"Back up a little!" The thought came into my head with the force of a gong. Why do I so rarely photograph birds in the context of their environment?
Think: Does the limb this bug is perched on belong to a tree or a bush? Is the bush in a forest or a swamp? Is it spring or summer in the swamp? You can't get that information from staring into an eyeball.
On the surface, putting a thing in it's place sounds easy enough to achieve, it should happen often enough just by accident, but as I started rummaging through files looking for pictorial examples I realised to my horror how rigidly focused my concentration on the reckless pursuit of super detailed close-ups is. Where in the name of heaven were all the pictures that reveal birds as an intrinsic part of the natural world?

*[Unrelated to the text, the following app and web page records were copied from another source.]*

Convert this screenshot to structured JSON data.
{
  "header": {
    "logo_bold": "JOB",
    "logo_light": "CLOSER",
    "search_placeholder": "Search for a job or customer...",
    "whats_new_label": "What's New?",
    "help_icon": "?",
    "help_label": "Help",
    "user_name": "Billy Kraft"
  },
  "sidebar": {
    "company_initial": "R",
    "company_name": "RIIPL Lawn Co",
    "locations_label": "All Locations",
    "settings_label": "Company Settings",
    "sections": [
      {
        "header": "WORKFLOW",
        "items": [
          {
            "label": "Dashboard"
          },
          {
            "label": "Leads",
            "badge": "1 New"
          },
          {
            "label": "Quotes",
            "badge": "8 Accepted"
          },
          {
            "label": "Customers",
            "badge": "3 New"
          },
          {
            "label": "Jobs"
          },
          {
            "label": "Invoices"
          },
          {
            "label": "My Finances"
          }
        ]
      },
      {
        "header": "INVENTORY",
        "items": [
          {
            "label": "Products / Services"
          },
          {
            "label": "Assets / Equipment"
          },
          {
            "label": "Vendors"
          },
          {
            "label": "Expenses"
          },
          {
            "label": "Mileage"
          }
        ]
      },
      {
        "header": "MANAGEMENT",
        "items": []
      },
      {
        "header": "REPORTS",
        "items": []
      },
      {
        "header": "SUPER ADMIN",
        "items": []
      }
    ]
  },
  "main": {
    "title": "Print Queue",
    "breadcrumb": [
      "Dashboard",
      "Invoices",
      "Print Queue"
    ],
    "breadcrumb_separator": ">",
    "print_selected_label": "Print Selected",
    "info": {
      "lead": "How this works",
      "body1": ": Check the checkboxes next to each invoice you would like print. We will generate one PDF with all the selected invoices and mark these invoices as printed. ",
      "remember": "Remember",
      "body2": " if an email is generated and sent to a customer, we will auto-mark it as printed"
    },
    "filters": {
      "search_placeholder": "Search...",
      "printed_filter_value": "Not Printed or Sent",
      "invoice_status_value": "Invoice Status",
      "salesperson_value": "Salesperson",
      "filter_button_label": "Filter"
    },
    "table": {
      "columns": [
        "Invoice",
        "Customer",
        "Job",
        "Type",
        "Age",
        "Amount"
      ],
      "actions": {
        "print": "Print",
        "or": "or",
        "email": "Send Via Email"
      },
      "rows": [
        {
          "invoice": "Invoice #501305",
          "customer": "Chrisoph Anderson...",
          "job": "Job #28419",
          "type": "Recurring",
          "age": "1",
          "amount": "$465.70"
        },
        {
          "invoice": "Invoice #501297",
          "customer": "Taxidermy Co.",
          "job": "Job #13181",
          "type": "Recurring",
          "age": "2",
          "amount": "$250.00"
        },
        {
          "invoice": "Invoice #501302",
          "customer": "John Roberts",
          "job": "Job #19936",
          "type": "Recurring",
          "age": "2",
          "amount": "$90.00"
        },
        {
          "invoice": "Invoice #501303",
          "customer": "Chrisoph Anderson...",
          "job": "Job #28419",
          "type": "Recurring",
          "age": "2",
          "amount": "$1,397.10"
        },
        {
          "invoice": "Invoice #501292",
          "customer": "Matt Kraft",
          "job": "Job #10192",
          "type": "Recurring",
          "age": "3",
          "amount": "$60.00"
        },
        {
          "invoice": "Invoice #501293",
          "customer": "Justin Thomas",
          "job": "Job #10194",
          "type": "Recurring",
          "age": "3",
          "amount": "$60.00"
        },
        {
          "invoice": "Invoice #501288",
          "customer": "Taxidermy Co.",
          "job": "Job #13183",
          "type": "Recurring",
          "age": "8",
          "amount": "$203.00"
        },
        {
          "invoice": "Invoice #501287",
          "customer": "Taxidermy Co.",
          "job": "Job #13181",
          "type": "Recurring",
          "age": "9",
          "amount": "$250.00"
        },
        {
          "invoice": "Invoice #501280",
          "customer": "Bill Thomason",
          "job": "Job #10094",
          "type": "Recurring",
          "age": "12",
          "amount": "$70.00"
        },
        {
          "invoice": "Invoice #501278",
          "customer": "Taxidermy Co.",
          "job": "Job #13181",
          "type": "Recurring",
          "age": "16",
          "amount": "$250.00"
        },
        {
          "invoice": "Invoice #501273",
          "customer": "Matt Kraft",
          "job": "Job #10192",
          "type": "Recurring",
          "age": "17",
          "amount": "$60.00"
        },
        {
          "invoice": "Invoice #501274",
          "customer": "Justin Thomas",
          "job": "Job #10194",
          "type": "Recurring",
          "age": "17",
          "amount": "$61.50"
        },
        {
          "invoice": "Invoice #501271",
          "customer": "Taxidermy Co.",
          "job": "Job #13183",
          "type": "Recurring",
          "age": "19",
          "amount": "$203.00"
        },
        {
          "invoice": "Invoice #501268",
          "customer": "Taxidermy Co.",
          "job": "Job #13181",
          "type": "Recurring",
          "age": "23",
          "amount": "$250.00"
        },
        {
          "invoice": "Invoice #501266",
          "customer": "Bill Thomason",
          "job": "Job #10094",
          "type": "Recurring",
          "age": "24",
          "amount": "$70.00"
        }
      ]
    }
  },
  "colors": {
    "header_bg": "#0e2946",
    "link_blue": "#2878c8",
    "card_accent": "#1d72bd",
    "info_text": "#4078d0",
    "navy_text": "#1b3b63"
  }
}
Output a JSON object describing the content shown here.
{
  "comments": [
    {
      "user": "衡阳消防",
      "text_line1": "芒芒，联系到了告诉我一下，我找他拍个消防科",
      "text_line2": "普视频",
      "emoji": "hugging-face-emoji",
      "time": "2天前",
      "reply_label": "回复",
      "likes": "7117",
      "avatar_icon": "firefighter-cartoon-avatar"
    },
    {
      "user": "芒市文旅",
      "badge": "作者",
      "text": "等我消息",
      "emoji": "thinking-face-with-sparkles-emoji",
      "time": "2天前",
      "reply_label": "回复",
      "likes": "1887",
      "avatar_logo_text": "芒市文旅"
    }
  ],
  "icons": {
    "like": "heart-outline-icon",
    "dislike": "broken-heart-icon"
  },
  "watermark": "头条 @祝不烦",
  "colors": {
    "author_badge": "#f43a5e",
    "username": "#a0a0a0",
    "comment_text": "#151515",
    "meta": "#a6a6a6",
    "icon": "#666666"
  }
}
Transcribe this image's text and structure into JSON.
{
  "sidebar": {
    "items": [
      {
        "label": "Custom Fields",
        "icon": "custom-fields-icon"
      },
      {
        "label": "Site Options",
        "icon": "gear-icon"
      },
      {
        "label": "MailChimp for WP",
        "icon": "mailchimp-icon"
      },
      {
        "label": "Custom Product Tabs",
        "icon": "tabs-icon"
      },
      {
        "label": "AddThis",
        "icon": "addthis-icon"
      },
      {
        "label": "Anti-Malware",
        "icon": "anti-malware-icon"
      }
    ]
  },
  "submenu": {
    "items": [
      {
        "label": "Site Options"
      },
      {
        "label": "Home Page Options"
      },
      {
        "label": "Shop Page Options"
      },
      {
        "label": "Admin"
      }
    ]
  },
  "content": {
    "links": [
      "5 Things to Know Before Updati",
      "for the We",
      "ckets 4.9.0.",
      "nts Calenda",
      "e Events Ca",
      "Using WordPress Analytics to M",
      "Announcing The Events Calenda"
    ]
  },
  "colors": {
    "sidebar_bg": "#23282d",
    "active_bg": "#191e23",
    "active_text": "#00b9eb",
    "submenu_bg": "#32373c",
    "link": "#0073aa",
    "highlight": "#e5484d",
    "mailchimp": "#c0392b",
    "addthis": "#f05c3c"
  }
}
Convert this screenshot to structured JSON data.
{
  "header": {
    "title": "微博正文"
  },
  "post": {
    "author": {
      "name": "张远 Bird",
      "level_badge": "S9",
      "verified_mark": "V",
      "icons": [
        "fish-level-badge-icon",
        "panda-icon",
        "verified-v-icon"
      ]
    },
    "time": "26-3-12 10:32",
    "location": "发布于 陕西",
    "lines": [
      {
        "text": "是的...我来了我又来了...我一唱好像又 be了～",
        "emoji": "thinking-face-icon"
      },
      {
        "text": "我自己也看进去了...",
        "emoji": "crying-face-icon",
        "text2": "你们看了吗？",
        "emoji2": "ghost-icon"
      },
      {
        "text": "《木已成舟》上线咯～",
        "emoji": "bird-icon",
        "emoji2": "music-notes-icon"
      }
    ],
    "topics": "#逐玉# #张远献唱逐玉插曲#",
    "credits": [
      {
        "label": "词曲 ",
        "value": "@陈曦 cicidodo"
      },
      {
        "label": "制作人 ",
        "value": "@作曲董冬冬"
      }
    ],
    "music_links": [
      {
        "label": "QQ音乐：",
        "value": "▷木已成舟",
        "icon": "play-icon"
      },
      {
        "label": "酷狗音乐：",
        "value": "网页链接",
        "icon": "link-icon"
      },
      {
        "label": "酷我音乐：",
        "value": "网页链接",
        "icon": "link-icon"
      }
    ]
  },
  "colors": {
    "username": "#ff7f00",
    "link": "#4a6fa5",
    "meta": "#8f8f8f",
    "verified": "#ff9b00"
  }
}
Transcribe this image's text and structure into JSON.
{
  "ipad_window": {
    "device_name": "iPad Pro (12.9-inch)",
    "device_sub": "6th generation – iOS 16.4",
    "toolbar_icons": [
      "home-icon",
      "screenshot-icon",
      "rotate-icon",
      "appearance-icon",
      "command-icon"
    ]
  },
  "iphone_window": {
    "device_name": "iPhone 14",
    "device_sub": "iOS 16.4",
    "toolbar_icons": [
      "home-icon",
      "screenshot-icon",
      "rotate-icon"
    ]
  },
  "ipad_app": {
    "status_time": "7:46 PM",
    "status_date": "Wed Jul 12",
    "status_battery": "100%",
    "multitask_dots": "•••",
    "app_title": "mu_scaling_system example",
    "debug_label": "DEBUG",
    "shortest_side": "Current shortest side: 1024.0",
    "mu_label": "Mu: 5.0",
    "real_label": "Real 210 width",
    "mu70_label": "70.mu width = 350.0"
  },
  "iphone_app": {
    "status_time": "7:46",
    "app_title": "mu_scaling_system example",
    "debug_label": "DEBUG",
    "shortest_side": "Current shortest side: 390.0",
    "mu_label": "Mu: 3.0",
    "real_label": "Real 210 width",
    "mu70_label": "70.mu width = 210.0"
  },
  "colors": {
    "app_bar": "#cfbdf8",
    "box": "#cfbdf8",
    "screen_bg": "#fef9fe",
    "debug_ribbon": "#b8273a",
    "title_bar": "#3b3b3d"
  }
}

The Rule of Three!
There is a rule that I have perhaps followed to blindly, a facet of the universal rule of threes that states: A birds image should take up 1/3 of the total frame to be seen properly. While it's still a good rule, overdoing it tends to make every picture look like it was taken for a field guide.
The rules of three are broken at your own risk. Even the Beatles spoke of their musical ramifications. Notice how the last phrase in the lyrics of Beatle songs repeats three times at the end of their myriad three minute hits. Start with "She Loves You" and "I Wanna Hold Your Hand" and continue right on through "Strawberry Fields Forever." It works.
In photography the rock solid rule of thirds reveals the secrets of a well composed picture too. Slicing our pictures equally from top to bottom and from side to side, like a tic-tac-toe board, will show the lines overlapping in four places, at the perfect thirds. Ordinarily one of those points is where the focus of a well composed picture will be. When a illustration has a little more air in it, and the subject takes only a small percentage of the full frame, this rule becomes paramount. Following it inexplicably helps to focus the power of a composition. It is heady stuff.
This important facet of the rule of thirds is explained in depth by clicking HERE!
Lascaux, France we have been hooked on pictures. From charcoal and blood to the electronic blips of digital photography we have developed increasingly exacting ways to reinvent the artistic endeavours of our ancestors. Technologies advances are well documented in the demanding speciality of bird photography. As we look deeper into today's hypnotic macro realms don't forget the challenge of taking a step back and showing your subject as part of a larger picture.
Why the superpowers never sent a poet into space I'll never know, but they did send cameras. Apollo 8 astronaut William Anders achieved one of the greatest pictures ever taken with his Earth Rise image. He took the long view and changed the way thinking people regard our planetary home forever. As photographers we owe much to the Techies. They provide new ways for the creative mind to snatch relevance from the chaos. As it never has before, technology makes it possible to capture the wonder of planet Earth in wonderful clarity.
It's our planet, lets go take its picture!
Yeah, Yeah, Yeah!
Now it's time for World Bird Wednesday!
This is the home of World Bird Wednesday. A place for bird photographers from around the world to gather and share their photographs and experiences as they pursue Natures most beautiful treasurers, the birds.
World Bird Wednesday will be open for posting at 12 noon Tuesday EST North America through midnight on Wednesday.
#1. Simply copy the above picture onto your W.B.W. blog entry. It contains a link for your readers to share in WBW. Or you can copy this link on to your blog page to share W.B.W. http://pineriverreview.blogspot.com/
#2. Come to The Pine River Review on Tuesday Noon EST North America through Wednesday midnight and submit your blog entry with Linky.
#3. Check back in during the course of the next day and explore these excellent photoblogs!
The idea of a meme is that you will visit each others blogs and perhaps leave a comment to incourage your compadres!
Come on it's your turn!